Power generation systems utilizing PEM (proton exchange membrane) fuel cells, e.g. in telecommunication systems, are well-known for the use as back-up power generators. To operate this common type of electro-chemical converters makes necessary to have a hydrogen supply infrastructure that is usually only available in industrialised counties at high costs.
More advanced fuel cell generators and systems for continuous primary power supply in remote locations have been developed based on solid oxide fuel cells (SOFC). This type of fuel cells operates with natural gas or Propane with a unique electrical efficiency of more than 30 % in the 0.5-3 kW range and allow an optional utilisation of waste heat from exhaust for heating of components and enclosures in cold climates reaching total efficiencies up to 80 %.
Initially, the focus was on applications in the Russian oil and gas industry to power infrastructure along transmission pipelines, like remote block and gate valves, cathodic protection, SCADA equipment and communication systems. Maintenance intervals of more than 12 month, a wide temperature range of operation, the capability of remote control and operation and low emissions makes the SOFC system an interesting alternative to thermoelectric and Diesel generator sets are common in this industry.
Solid oxide fuel cells have demonstrated reliable operation beyond 30,000 operation hours. Several hundred systems, mainly as micro-CHP (combined heat power) applications in Europe, have demonstrated low failure statistics. There are several remote power systems installed in Russia and Germany.
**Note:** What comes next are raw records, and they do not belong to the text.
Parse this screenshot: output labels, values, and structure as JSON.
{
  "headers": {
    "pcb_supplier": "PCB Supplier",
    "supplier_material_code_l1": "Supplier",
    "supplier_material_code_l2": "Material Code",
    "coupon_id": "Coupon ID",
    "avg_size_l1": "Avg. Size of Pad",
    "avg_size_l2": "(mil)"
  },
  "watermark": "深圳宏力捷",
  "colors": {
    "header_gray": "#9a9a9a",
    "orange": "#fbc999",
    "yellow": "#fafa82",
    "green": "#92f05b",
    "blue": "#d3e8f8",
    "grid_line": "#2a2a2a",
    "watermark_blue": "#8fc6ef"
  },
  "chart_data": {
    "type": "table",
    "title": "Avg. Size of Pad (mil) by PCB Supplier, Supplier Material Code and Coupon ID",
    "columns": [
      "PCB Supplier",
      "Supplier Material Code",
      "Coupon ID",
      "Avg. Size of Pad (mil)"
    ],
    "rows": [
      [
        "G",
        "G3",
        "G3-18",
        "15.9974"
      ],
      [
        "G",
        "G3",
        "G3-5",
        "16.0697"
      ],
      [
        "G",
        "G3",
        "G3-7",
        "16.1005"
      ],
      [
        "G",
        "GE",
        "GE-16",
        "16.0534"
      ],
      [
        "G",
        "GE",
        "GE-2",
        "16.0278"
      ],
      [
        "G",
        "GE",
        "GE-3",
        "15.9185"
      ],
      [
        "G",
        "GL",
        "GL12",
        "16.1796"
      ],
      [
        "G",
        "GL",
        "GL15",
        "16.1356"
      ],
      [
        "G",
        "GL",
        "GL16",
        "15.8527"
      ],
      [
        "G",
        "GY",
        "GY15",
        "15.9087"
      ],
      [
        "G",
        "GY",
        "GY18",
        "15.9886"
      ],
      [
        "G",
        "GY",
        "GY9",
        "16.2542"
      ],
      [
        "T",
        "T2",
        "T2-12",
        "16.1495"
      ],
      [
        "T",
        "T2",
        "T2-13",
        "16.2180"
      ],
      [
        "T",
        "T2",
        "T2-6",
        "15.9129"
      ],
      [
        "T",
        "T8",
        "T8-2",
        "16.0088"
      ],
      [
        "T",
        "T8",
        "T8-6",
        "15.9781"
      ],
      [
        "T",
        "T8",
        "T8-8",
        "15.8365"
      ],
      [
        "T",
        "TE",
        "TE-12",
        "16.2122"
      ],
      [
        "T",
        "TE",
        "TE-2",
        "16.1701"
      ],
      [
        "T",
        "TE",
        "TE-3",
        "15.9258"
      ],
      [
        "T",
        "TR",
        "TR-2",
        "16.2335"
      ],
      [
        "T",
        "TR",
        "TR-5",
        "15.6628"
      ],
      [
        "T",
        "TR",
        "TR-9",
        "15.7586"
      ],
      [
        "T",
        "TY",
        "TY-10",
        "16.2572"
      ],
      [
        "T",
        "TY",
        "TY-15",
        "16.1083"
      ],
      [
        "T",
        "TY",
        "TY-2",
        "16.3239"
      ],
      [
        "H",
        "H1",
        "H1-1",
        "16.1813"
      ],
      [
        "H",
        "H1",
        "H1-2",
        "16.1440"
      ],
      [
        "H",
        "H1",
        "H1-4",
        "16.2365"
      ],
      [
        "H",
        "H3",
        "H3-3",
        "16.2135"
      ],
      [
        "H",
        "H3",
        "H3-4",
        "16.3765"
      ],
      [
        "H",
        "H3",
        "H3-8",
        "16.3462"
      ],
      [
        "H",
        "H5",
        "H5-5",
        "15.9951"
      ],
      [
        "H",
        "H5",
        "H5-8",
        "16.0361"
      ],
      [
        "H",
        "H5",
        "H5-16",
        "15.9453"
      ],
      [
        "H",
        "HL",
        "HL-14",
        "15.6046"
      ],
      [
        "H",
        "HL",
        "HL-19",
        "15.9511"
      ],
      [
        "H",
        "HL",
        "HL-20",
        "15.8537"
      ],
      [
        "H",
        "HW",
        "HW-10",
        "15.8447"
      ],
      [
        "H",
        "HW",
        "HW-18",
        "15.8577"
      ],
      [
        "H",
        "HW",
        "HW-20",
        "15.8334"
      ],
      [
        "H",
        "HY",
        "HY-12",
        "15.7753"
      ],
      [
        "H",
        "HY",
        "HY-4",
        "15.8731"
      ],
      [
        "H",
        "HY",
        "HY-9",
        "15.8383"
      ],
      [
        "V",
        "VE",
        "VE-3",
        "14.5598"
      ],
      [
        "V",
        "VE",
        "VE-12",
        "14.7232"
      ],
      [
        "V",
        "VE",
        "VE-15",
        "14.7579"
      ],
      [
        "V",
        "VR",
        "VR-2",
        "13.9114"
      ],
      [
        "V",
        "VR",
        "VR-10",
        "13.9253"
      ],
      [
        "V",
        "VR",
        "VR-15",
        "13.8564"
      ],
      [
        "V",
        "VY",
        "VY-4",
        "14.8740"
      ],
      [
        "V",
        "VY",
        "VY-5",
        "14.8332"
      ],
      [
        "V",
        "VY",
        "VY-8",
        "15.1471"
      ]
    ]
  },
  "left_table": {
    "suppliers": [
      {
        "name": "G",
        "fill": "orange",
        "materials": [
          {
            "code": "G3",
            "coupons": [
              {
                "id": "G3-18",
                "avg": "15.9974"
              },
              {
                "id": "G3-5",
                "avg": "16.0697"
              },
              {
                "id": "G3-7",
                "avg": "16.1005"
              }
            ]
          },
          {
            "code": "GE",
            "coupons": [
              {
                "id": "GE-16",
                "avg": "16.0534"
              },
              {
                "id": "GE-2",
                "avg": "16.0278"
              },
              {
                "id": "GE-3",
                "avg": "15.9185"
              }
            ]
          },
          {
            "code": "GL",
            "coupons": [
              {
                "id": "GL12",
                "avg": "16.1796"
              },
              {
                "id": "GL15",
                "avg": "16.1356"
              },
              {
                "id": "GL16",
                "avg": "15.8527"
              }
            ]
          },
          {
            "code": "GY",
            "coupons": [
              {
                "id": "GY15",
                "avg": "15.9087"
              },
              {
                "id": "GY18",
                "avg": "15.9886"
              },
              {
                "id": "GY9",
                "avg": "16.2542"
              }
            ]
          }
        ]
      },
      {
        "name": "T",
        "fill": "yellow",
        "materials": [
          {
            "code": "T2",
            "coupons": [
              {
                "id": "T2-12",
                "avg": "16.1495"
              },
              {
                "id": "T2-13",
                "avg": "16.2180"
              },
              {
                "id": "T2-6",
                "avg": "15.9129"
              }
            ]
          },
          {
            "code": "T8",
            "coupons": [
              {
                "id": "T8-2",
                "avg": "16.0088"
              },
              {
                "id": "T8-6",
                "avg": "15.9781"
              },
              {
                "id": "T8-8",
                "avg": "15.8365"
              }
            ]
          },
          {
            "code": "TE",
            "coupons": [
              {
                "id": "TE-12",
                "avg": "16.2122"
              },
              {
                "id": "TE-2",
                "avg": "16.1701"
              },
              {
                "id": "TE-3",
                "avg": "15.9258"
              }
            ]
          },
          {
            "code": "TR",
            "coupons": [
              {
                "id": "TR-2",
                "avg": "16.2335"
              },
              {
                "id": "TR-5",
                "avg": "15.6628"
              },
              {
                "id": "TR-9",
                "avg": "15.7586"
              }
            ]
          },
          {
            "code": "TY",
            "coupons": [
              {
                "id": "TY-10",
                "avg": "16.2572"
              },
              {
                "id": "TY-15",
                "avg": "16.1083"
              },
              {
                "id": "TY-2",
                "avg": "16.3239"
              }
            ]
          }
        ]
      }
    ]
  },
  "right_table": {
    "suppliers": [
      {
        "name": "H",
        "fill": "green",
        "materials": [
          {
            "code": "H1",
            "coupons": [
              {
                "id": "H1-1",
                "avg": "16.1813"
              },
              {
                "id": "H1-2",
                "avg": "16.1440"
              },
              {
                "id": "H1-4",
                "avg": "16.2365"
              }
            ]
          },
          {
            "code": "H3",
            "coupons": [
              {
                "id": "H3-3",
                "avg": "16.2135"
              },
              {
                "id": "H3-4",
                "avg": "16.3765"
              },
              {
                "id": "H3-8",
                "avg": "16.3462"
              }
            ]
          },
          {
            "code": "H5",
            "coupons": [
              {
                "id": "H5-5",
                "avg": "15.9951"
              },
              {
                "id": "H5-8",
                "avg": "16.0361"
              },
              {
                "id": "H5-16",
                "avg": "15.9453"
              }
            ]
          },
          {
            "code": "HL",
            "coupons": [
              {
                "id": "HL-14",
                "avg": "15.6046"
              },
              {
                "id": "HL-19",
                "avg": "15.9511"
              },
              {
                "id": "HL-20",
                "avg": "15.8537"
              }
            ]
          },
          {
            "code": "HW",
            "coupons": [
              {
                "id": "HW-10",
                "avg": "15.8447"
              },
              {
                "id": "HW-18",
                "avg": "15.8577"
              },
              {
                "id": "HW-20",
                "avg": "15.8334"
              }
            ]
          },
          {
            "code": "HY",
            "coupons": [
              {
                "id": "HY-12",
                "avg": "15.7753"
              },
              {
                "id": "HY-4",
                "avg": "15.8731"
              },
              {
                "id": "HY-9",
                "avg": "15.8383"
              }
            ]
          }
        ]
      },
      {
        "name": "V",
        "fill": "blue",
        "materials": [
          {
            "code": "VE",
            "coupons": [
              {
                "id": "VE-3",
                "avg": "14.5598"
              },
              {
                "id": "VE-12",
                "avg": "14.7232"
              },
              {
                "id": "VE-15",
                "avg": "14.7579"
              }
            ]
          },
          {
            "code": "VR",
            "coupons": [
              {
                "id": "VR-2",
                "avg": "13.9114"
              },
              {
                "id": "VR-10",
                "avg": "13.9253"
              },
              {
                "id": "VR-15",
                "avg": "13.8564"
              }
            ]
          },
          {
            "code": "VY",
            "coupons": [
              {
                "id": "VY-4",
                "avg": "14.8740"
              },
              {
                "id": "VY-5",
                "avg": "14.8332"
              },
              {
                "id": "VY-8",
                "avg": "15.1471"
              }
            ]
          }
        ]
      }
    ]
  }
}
Test operation for more than 10,000 hours in 24/7 mode was passed successfully with the purpose of certification at a Russian gas pipeline operator at a location in Siberia with outside temperatures down to -40 °C. Further installations have exceeded 25,000 h of continuous 24/7/365 operation and could demonstrate reliable operation and flexible adaption to load changes within the application.